Supporters launched a new effort Wednesday to strengthen abortion rights in Rhode Island, although it remains unclear if their favored bill will have enough support to clear the General Assembly.
A bill backed by progressive and women lawmakers would codify abortion rights in Rhode Island, even if the landmark 1973 Roe v. Wade decision is overturned.
During a Statehouse news conference, Providence state Rep. Edith Ajello (D-Providence) revealed that she had an illegal abortion at age 21 in 1965. While other women were not as fortunate, she said, the doctor who provided her abortion kept her health intact.
"It wasn’t a fatal abortion, it wasn’t a damaging abortion physically at all," Ajello said. "I was very lucky. In those years, many, many women died, many women were permanently injured by botched abortions performed by people who didn’t know what they were doing."
A predominantly female crowd of more than 100 supporters crowded the Statehouse rotunda for a news conference, and marched to the offices of Governor Gina Raimondo, House Speaker Nicholas Mattiello, and Senate President Teresa Paiva Weed to underscore their backing for the bill.
Rhode Island Right to Life head Barth Bracy called the proposal to codify abortion rights -- which Ajello said was identical to a measure she introduced last year -- extreme. He quickly set to work in discussing the proposal with lawmakers.

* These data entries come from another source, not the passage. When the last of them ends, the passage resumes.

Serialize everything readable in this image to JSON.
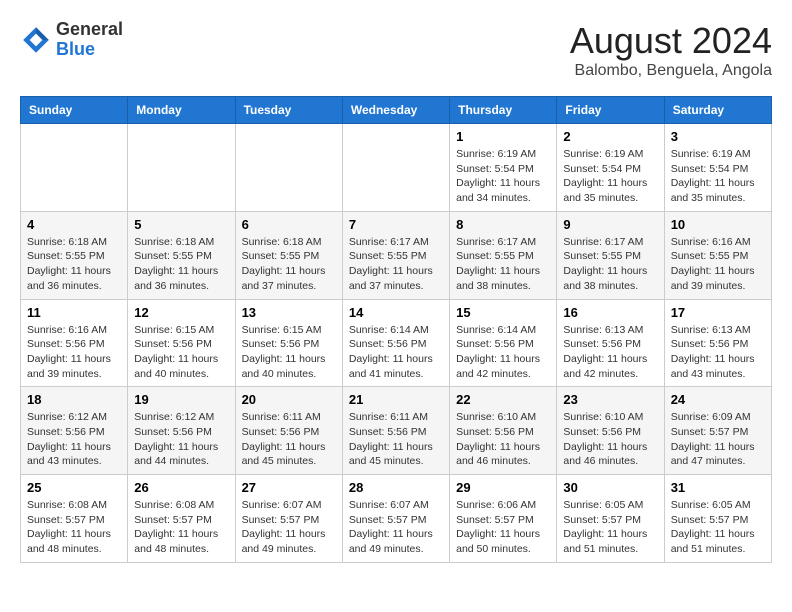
{
  "header": {
    "logo_general": "General",
    "logo_blue": "Blue",
    "month_year": "August 2024",
    "location": "Balombo, Benguela, Angola"
  },
  "weekdays": [
    "Sunday",
    "Monday",
    "Tuesday",
    "Wednesday",
    "Thursday",
    "Friday",
    "Saturday"
  ],
  "weeks": [
    [
      {
        "day": "",
        "info": ""
      },
      {
        "day": "",
        "info": ""
      },
      {
        "day": "",
        "info": ""
      },
      {
        "day": "",
        "info": ""
      },
      {
        "day": "1",
        "info": "Sunrise: 6:19 AM\nSunset: 5:54 PM\nDaylight: 11 hours\nand 34 minutes."
      },
      {
        "day": "2",
        "info": "Sunrise: 6:19 AM\nSunset: 5:54 PM\nDaylight: 11 hours\nand 35 minutes."
      },
      {
        "day": "3",
        "info": "Sunrise: 6:19 AM\nSunset: 5:54 PM\nDaylight: 11 hours\nand 35 minutes."
      }
    ],
    [
      {
        "day": "4",
        "info": "Sunrise: 6:18 AM\nSunset: 5:55 PM\nDaylight: 11 hours\nand 36 minutes."
      },
      {
        "day": "5",
        "info": "Sunrise: 6:18 AM\nSunset: 5:55 PM\nDaylight: 11 hours\nand 36 minutes."
      },
      {
        "day": "6",
        "info": "Sunrise: 6:18 AM\nSunset: 5:55 PM\nDaylight: 11 hours\nand 37 minutes."
      },
      {
        "day": "7",
        "info": "Sunrise: 6:17 AM\nSunset: 5:55 PM\nDaylight: 11 hours\nand 37 minutes."
      },
      {
        "day": "8",
        "info": "Sunrise: 6:17 AM\nSunset: 5:55 PM\nDaylight: 11 hours\nand 38 minutes."
      },
      {
        "day": "9",
        "info": "Sunrise: 6:17 AM\nSunset: 5:55 PM\nDaylight: 11 hours\nand 38 minutes."
      },
      {
        "day": "10",
        "info": "Sunrise: 6:16 AM\nSunset: 5:55 PM\nDaylight: 11 hours\nand 39 minutes."
      }
    ],
    [
      {
        "day": "11",
        "info": "Sunrise: 6:16 AM\nSunset: 5:56 PM\nDaylight: 11 hours\nand 39 minutes."
      },
      {
        "day": "12",
        "info": "Sunrise: 6:15 AM\nSunset: 5:56 PM\nDaylight: 11 hours\nand 40 minutes."
      },
      {
        "day": "13",
        "info": "Sunrise: 6:15 AM\nSunset: 5:56 PM\nDaylight: 11 hours\nand 40 minutes."
      },
      {
        "day": "14",
        "info": "Sunrise: 6:14 AM\nSunset: 5:56 PM\nDaylight: 11 hours\nand 41 minutes."
      },
      {
        "day": "15",
        "info": "Sunrise: 6:14 AM\nSunset: 5:56 PM\nDaylight: 11 hours\nand 42 minutes."
      },
      {
        "day": "16",
        "info": "Sunrise: 6:13 AM\nSunset: 5:56 PM\nDaylight: 11 hours\nand 42 minutes."
      },
      {
        "day": "17",
        "info": "Sunrise: 6:13 AM\nSunset: 5:56 PM\nDaylight: 11 hours\nand 43 minutes."
      }
    ],
    [
      {
        "day": "18",
        "info": "Sunrise: 6:12 AM\nSunset: 5:56 PM\nDaylight: 11 hours\nand 43 minutes."
      },
      {
        "day": "19",
        "info": "Sunrise: 6:12 AM\nSunset: 5:56 PM\nDaylight: 11 hours\nand 44 minutes."
      },
      {
        "day": "20",
        "info": "Sunrise: 6:11 AM\nSunset: 5:56 PM\nDaylight: 11 hours\nand 45 minutes."
      },
      {
        "day": "21",
        "info": "Sunrise: 6:11 AM\nSunset: 5:56 PM\nDaylight: 11 hours\nand 45 minutes."
      },
      {
        "day": "22",
        "info": "Sunrise: 6:10 AM\nSunset: 5:56 PM\nDaylight: 11 hours\nand 46 minutes."
      },
      {
        "day": "23",
        "info": "Sunrise: 6:10 AM\nSunset: 5:56 PM\nDaylight: 11 hours\nand 46 minutes."
      },
      {
        "day": "24",
        "info": "Sunrise: 6:09 AM\nSunset: 5:57 PM\nDaylight: 11 hours\nand 47 minutes."
      }
    ],
    [
      {
        "day": "25",
        "info": "Sunrise: 6:08 AM\nSunset: 5:57 PM\nDaylight: 11 hours\nand 48 minutes."
      },
      {
        "day": "26",
        "info": "Sunrise: 6:08 AM\nSunset: 5:57 PM\nDaylight: 11 hours\nand 48 minutes."
      },
      {
        "day": "27",
        "info": "Sunrise: 6:07 AM\nSunset: 5:57 PM\nDaylight: 11 hours\nand 49 minutes."
      },
      {
        "day": "28",
        "info": "Sunrise: 6:07 AM\nSunset: 5:57 PM\nDaylight: 11 hours\nand 49 minutes."
      },
      {
        "day": "29",
        "info": "Sunrise: 6:06 AM\nSunset: 5:57 PM\nDaylight: 11 hours\nand 50 minutes."
      },
      {
        "day": "30",
        "info": "Sunrise: 6:05 AM\nSunset: 5:57 PM\nDaylight: 11 hours\nand 51 minutes."
      },
      {
        "day": "31",
        "info": "Sunrise: 6:05 AM\nSunset: 5:57 PM\nDaylight: 11 hours\nand 51 minutes."
      }
    ]
  ]
}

Ajello's measure did not get a vote in the House last year.
While supporters said they were motivated in part by President Donald Trump and his vow to appoint more conservatives to the US Supreme Court, Bracy said it;s speculative to think the Supreme Court will eventually overturn Roe v. Wade. He said the measure raises a series of concerns.
In part, Bracy said, “This bill would prohibit the state or any of its agencies from restricting the method of abortion, so for example, partial-birth abortion would be legal in Rhode Island under this bill.”
House Speaker Nicholas Mattiello and Senate President Teresa Paiva Weed were non-committal on whether they will support the measure backed by Ajello and Sen. Gayle Goldin (D-Providence).
Ajello said she thinks momentum is building for stronger abortion rights. She said her bill has 36 cosponsors and 70 percent of the women in the House. At the same time, many legislative Democrats are social conservatives who personally oppose abortion.